The Pierce cherimoya, which I find funny since I am a resident of Pierce County, but alas, we are talking about the cherimoya! The Pierce variety of cherimoya is another one that, like the Ott, comes well grown. Along with an Ott cherimoya, the Fullerton Arboretum also has a Pierce cherimoya tree–the only two cherimoya trees on the premises, and their selection is definitive.
This cherimoya is medium in size and has a conical pine cone shape. However, this one has preferred at the dinner table thanks to its high sugar content, making the Pierce a sweeter tasting cherimoya variety.
11. Fino de Jete Cherimoya
Here is another internationally sourced variety of cherimoya, the Fino de Jete. This fruit of the cherimoya clan is famous in Spain where it is a “main cultivar of custard apples.” When eating the Fino de Jete, the most impressive indicator of freshness is indeed the impressions you can make on its skin.
The skin might look alien-like with its nipple formation due to mammillation, but in fact, when you press into this strange green skin, you can see your fingerprints. This allows you to easily pick and dig into a cherimoya from Spain. Here the fruit is more heart-shaped but still slightly concave at the edges.
12. Gran Canaria Cherimoya

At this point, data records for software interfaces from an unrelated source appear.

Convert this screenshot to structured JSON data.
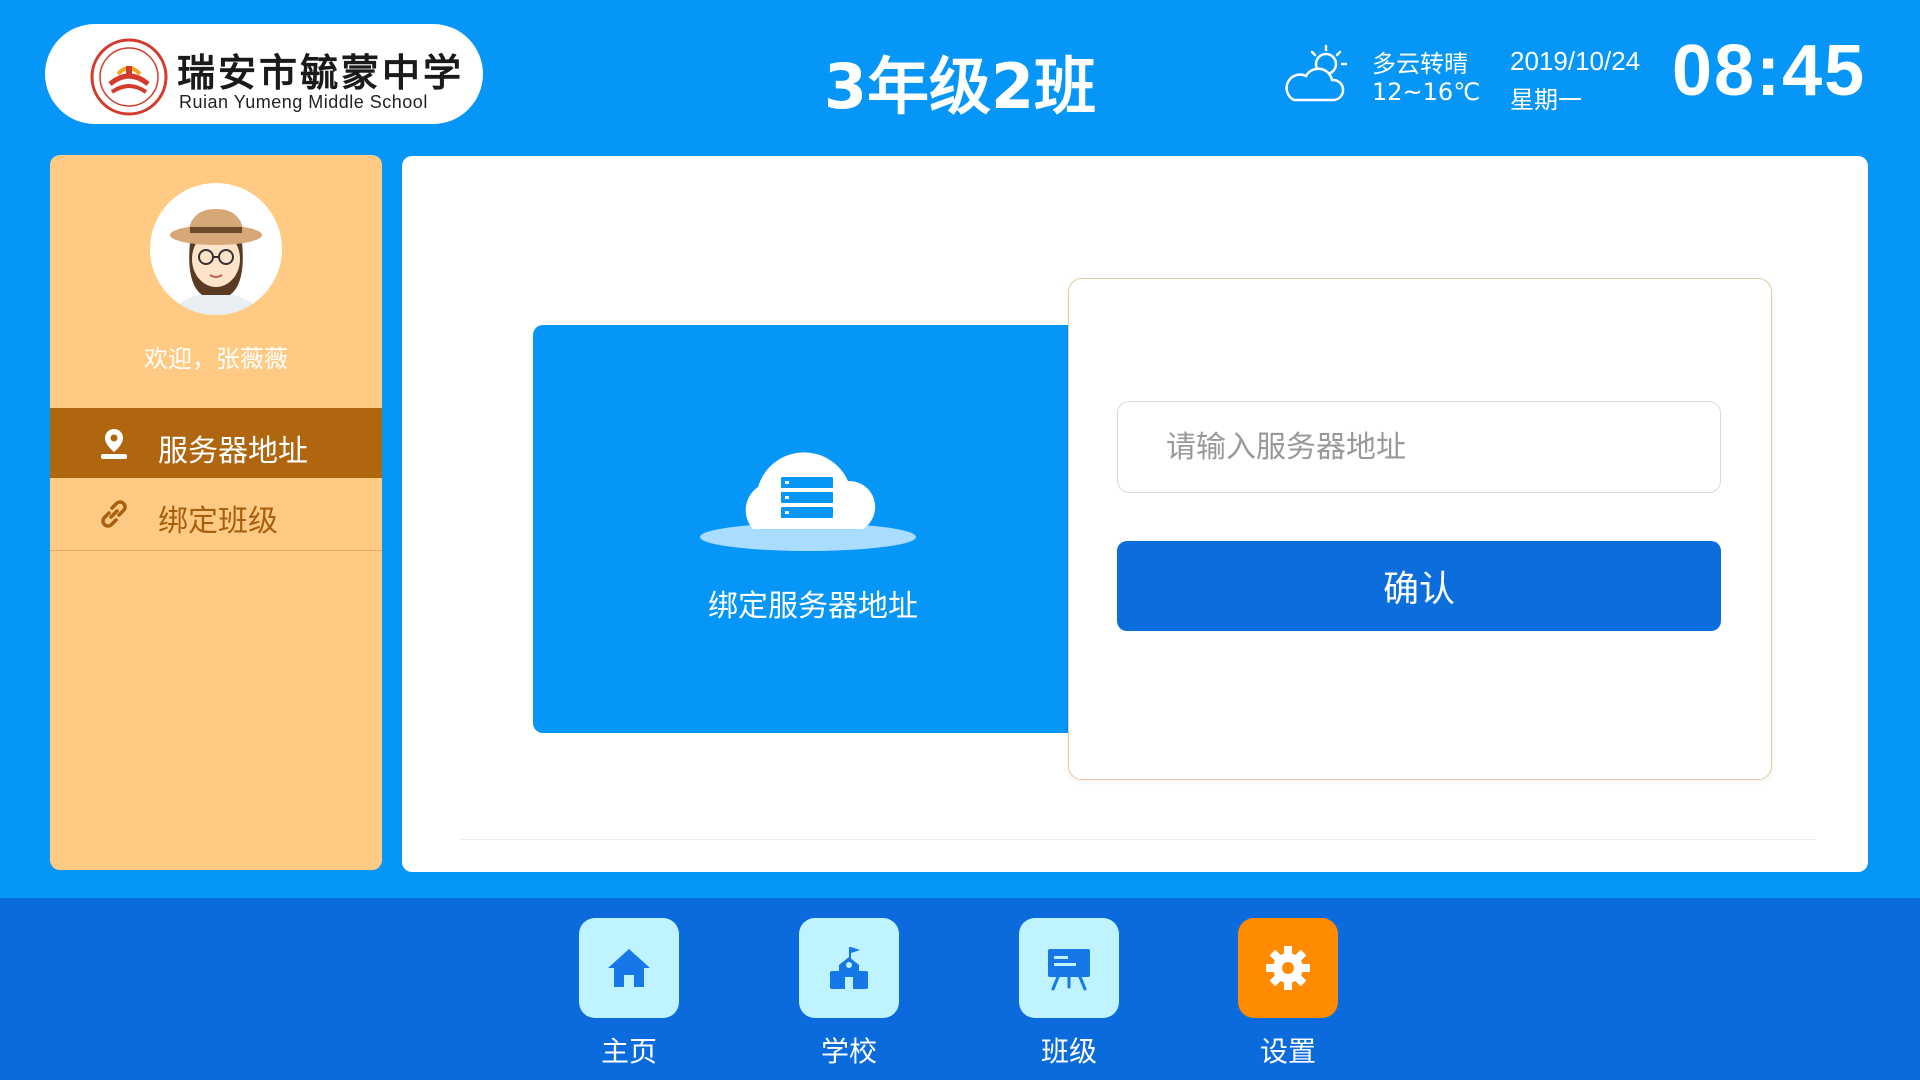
{
  "header": {
    "school_name_cn": "瑞安市毓蒙中学",
    "school_name_en": "Ruian Yumeng Middle School",
    "class_title": "3年级2班",
    "weather": {
      "icon": "partly-cloudy-icon",
      "description": "多云转晴",
      "temperature": "12~16℃"
    },
    "date": "2019/10/24",
    "weekday": "星期一",
    "time": "08:45"
  },
  "sidebar": {
    "welcome": "欢迎，张薇薇",
    "items": [
      {
        "label": "服务器地址",
        "icon": "location-pin-icon",
        "active": true
      },
      {
        "label": "绑定班级",
        "icon": "link-icon",
        "active": false
      }
    ]
  },
  "main": {
    "bind_card_label": "绑定服务器地址",
    "server_input": {
      "placeholder": "请输入服务器地址",
      "value": ""
    },
    "confirm_label": "确认"
  },
  "bottom_nav": {
    "items": [
      {
        "label": "主页",
        "icon": "home-icon",
        "active": false
      },
      {
        "label": "学校",
        "icon": "school-icon",
        "active": false
      },
      {
        "label": "班级",
        "icon": "classroom-board-icon",
        "active": false
      },
      {
        "label": "设置",
        "icon": "gear-icon",
        "active": true
      }
    ]
  },
  "colors": {
    "background": "#0596f7",
    "bottom_bar": "#0b6bdc",
    "sidebar": "#ffcb84",
    "sidebar_active": "#b0660e",
    "confirm_button": "#0c6ddc",
    "nav_tile": "#bff3ff",
    "nav_tile_active": "#ff8c00"
  }
}
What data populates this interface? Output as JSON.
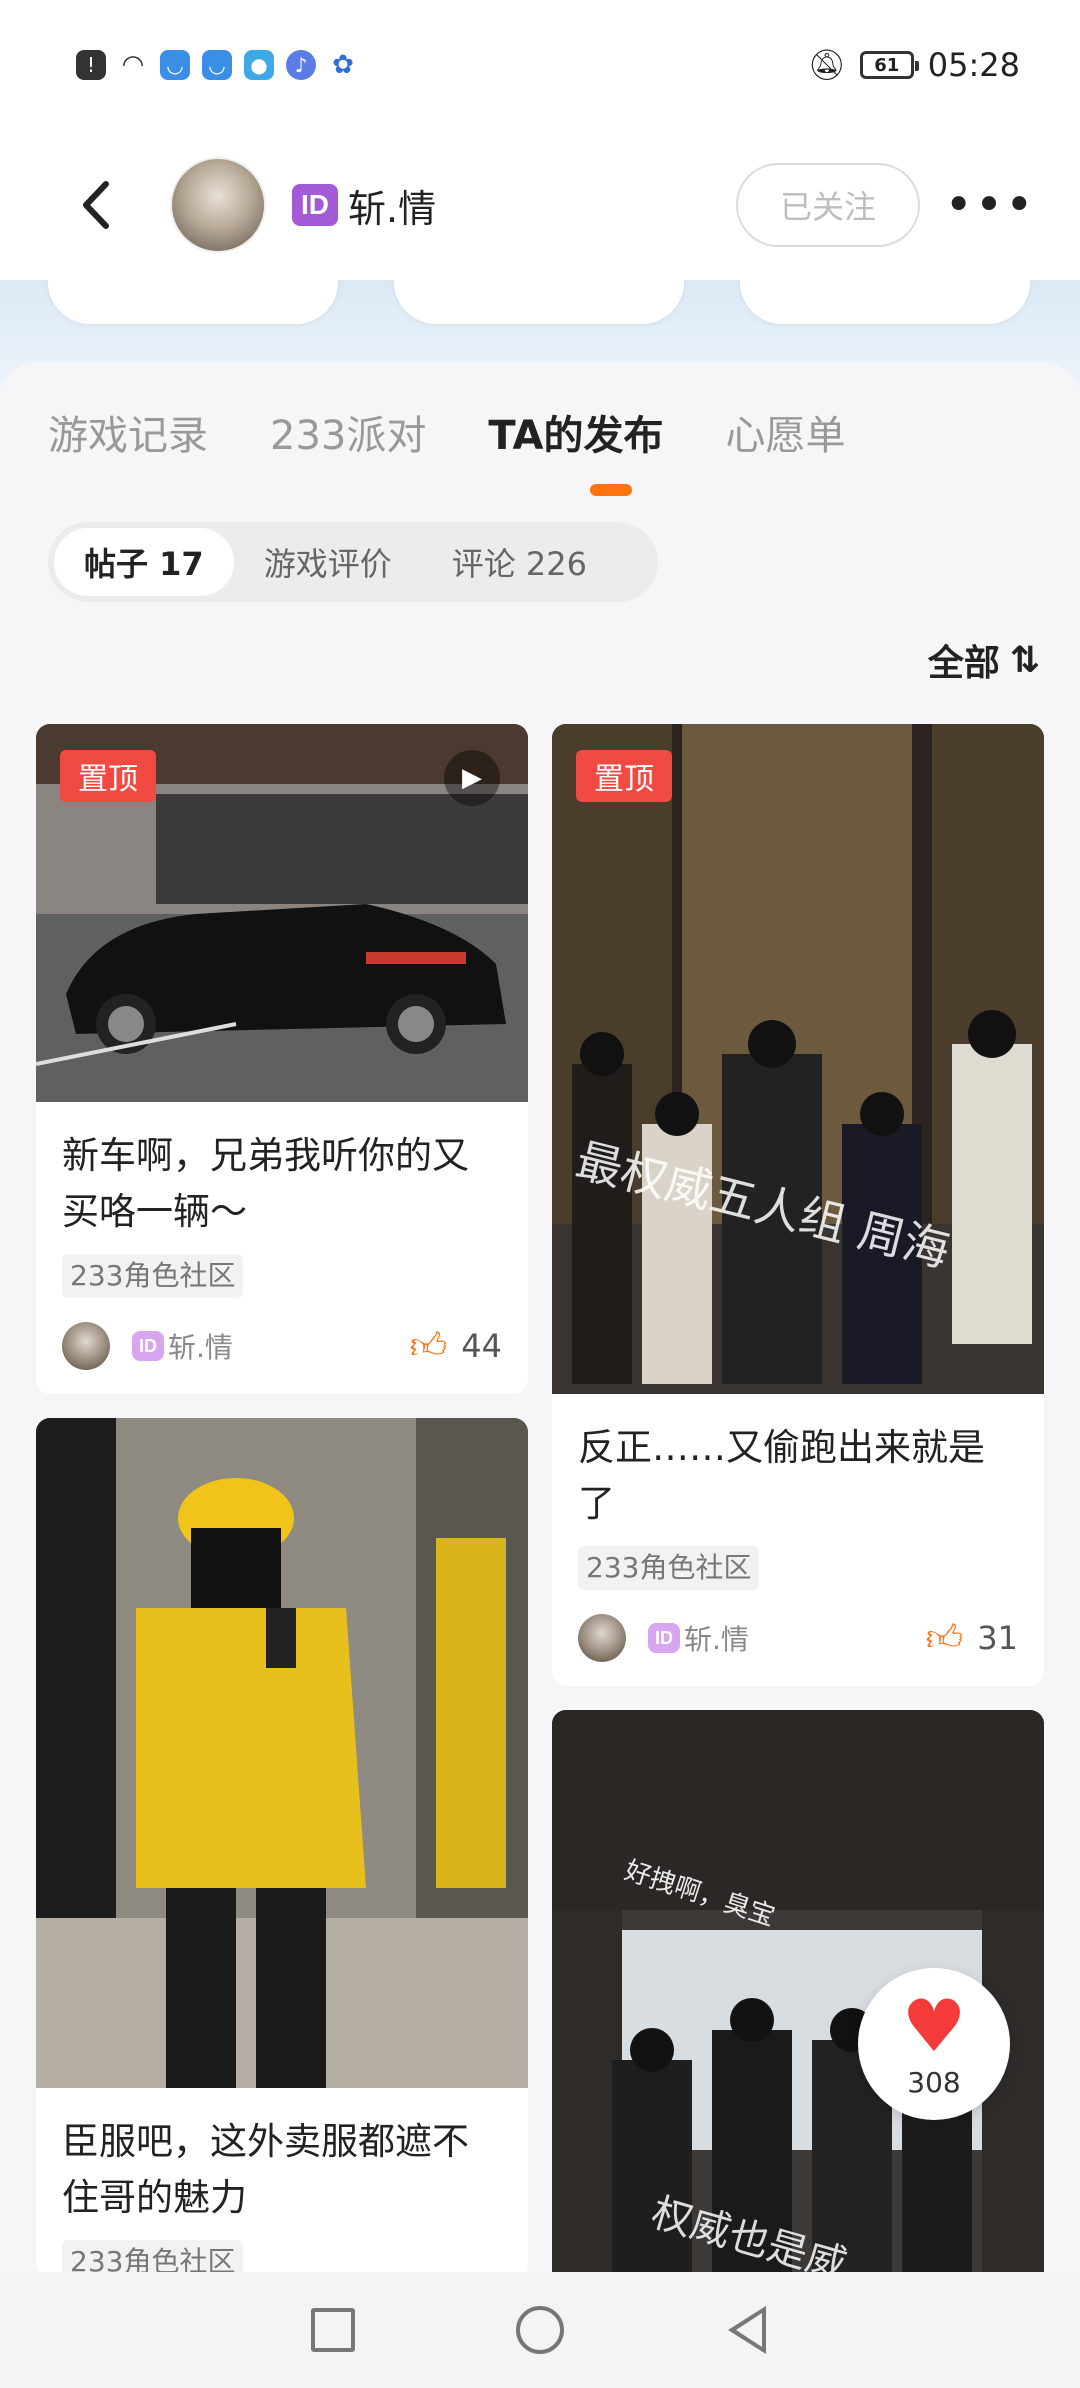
{
  "status_bar": {
    "time": "05:28",
    "battery": "61",
    "icons": [
      "alert-icon",
      "wifi-icon",
      "app-icon-1",
      "app-icon-2",
      "weather-icon",
      "music-icon",
      "baidu-icon"
    ],
    "silent_icon": "bell-off-icon"
  },
  "header": {
    "back_label": "‹",
    "id_badge": "ID",
    "username": "斩.情",
    "follow_label": "已关注",
    "more_label": "•••"
  },
  "tabs": [
    {
      "label": "游戏记录"
    },
    {
      "label": "233派对"
    },
    {
      "label": "TA的发布",
      "active": true
    },
    {
      "label": "心愿单"
    }
  ],
  "subtabs": [
    {
      "label": "帖子 17",
      "active": true
    },
    {
      "label": "游戏评价"
    },
    {
      "label": "评论 226"
    }
  ],
  "sort": {
    "label": "全部",
    "icon": "sort-icon"
  },
  "posts": [
    {
      "pinned_label": "置顶",
      "title": "新车啊，兄弟我听你的又买咯一辆～",
      "tag": "233角色社区",
      "author_badge": "ID",
      "author": "斩.情",
      "likes": "44",
      "has_video": true
    },
    {
      "pinned_label": "置顶",
      "title": "反正……又偷跑出来就是了",
      "tag": "233角色社区",
      "author_badge": "ID",
      "author": "斩.情",
      "likes": "31",
      "overlay_text": "最权威五人组 周海"
    },
    {
      "title": "臣服吧，这外卖服都遮不住哥的魅力",
      "tag": "233角色社区"
    },
    {
      "overlay_text_top": "好拽啊，臭宝",
      "overlay_text_bottom": "权威也是威"
    }
  ],
  "heart_fab": {
    "count": "308"
  },
  "colors": {
    "accent": "#ff7210",
    "pin": "#f04a43",
    "heart": "#f53a3a",
    "id_badge": "#a35ad6"
  }
}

The Gran Canaria cherimoya is another one of those regional varieties that you have to travel to sample. Here you must go to the Grand Canary Island in Africa and pay three euros for a kilo to taste a fresh and juicy cherimoya. The Gran Canaria cherimoya is full of vitamin C and is “About the size of an apple with knobbly, green skin.
Cherimoyas have rich, white flesh that tastes a bit like bubble gum, with hints of banana and pineapple. Even rock-hard ones soften within a few days.” This makes these fruits the perfect choice for any fruit basket with a tropical theme!
They can also be a colorful yellow fruit–thus the name, Canaria aka canary, like the yellow bird used in mining operations to indicate whether a mind and if it was about to blow up or not due to a lack of oxygen.
13. Whaley Cherimoya
The Whaley cherimoya is another old-school variety–this time, being born and bred in Hollywood, California. According to the Avocado Source, “This old variety has been grown in California for several years. It originated at the old Whaley place in Hollywood.
The tree tends to be rather open and spreading, with small leaves. The fruit is midseason in maturity. It is short, conical in form with a tuberculate surface. The quality is excellent.”
It is high in vitamin B vitamins and contains loads of antioxidants and minerals. The Whaley cherimoya is a light green-skinned fruit and is medium to large, making it, like the name suggests, bigger than most cherimoyas. The flavorful flesh is easy to eat while avoiding the sac of toxic seeds.
14. White Cherimoya
The final tree of cherimoya that we come to in this plant and fruit selection is the White cherimoya. As the name suggests, the fruit of the White cherimoya is white, as with most of these fruits. When doing some digging into the background of the name, there are several subspecies in the White family of cherimoyas.
These include the Dr. White cherimoya, which you can find as a grafted live tree plant on Amazon, and Snow White cherimoyas, which are grown in Peru and more of the root of this plant species. The Snow White cherimoya comes from Quechua and means “cold seeds.” In Peru, the Snow White cherimoya outweighs the Whaley of Hollywood by a long shot.
It’s even bigger than El Bumpo with a mass of up to four pounds when it falls off of the tree branch ready to eat.